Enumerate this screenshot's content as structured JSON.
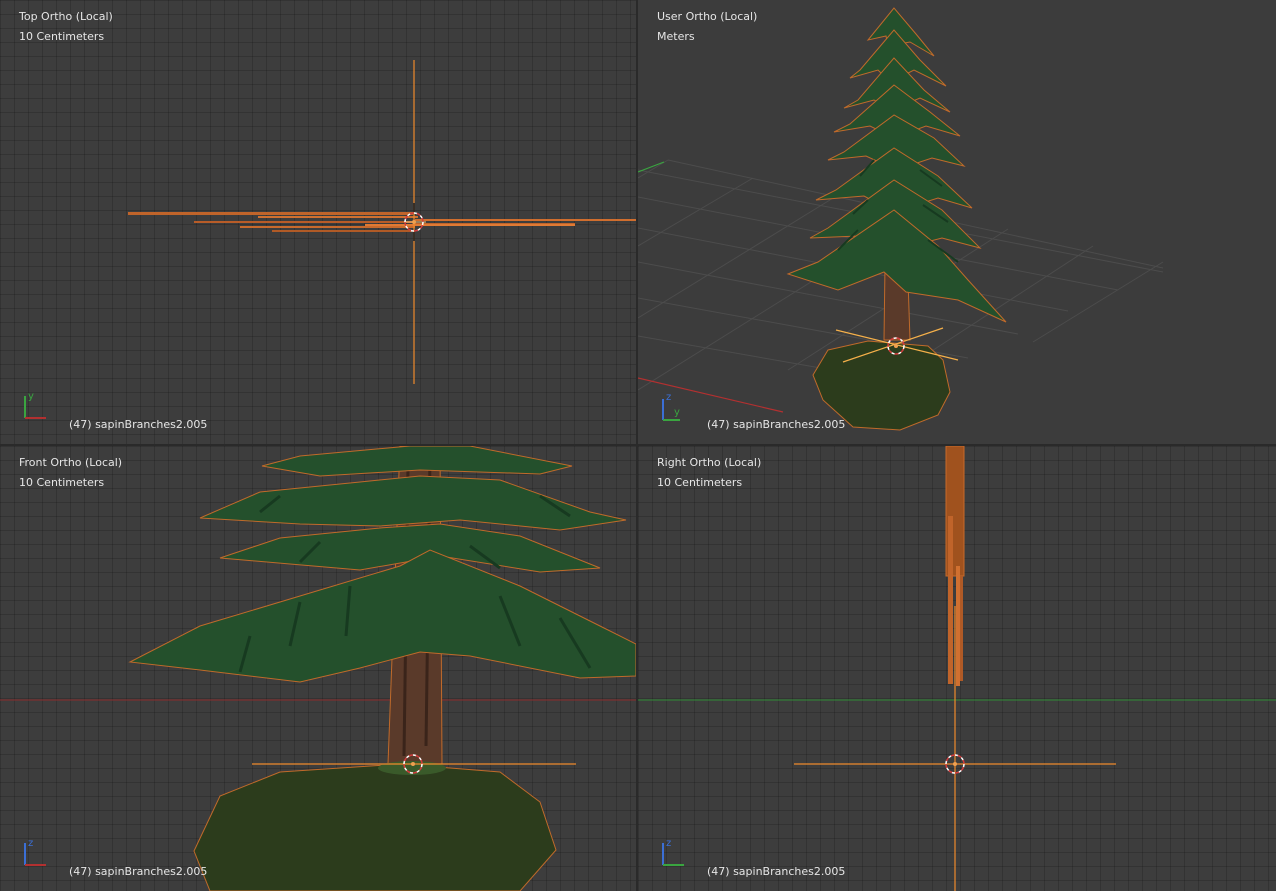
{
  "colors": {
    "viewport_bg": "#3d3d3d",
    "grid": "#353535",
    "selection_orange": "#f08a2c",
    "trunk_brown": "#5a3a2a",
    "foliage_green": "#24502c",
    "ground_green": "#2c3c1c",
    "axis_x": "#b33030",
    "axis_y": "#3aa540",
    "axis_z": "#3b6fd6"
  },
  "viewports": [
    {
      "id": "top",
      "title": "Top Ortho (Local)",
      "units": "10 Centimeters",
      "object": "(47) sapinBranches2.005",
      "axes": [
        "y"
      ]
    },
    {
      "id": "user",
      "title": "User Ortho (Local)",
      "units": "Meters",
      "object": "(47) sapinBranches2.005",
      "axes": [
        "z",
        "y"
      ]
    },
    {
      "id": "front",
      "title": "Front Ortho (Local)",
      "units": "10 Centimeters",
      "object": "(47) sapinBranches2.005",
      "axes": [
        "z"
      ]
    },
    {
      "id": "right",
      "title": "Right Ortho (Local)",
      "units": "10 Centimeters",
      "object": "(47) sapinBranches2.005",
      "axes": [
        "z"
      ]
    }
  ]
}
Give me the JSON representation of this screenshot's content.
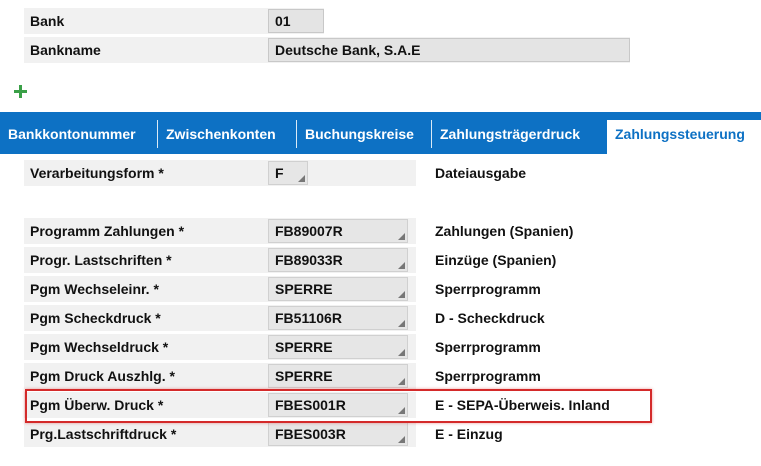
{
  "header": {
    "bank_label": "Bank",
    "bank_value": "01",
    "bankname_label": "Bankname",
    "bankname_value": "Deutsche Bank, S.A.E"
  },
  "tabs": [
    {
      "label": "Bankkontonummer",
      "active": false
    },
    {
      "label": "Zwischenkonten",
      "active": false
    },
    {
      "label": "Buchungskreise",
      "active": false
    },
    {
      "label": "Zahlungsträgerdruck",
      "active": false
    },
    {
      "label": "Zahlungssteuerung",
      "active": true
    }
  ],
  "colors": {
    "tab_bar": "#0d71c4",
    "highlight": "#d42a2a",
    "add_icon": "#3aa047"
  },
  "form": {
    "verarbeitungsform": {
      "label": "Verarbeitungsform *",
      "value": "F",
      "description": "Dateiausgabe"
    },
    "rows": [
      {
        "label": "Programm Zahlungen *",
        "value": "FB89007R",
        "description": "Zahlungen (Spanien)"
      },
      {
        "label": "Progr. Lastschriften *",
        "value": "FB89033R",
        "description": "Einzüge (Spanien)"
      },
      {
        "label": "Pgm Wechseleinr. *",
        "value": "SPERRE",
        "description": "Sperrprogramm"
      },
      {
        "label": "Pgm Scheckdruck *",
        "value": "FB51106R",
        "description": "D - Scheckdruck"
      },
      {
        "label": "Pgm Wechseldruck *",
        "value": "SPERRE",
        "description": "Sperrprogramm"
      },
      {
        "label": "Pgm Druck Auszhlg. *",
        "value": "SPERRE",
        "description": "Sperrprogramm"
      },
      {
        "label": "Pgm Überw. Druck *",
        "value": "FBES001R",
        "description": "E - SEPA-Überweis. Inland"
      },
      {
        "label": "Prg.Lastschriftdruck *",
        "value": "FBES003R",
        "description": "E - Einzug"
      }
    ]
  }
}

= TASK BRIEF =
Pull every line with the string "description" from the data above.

= PROBLEM SOLUTION =
      "description": "Dateiausgabe"
        "description": "Zahlungen (Spanien)"
        "description": "Einzüge (Spanien)"
        "description": "Sperrprogramm"
        "description": "D - Scheckdruck"
        "description": "Sperrprogramm"
        "description": "Sperrprogramm"
        "description": "E - SEPA-Überweis. Inland"
        "description": "E - Einzug"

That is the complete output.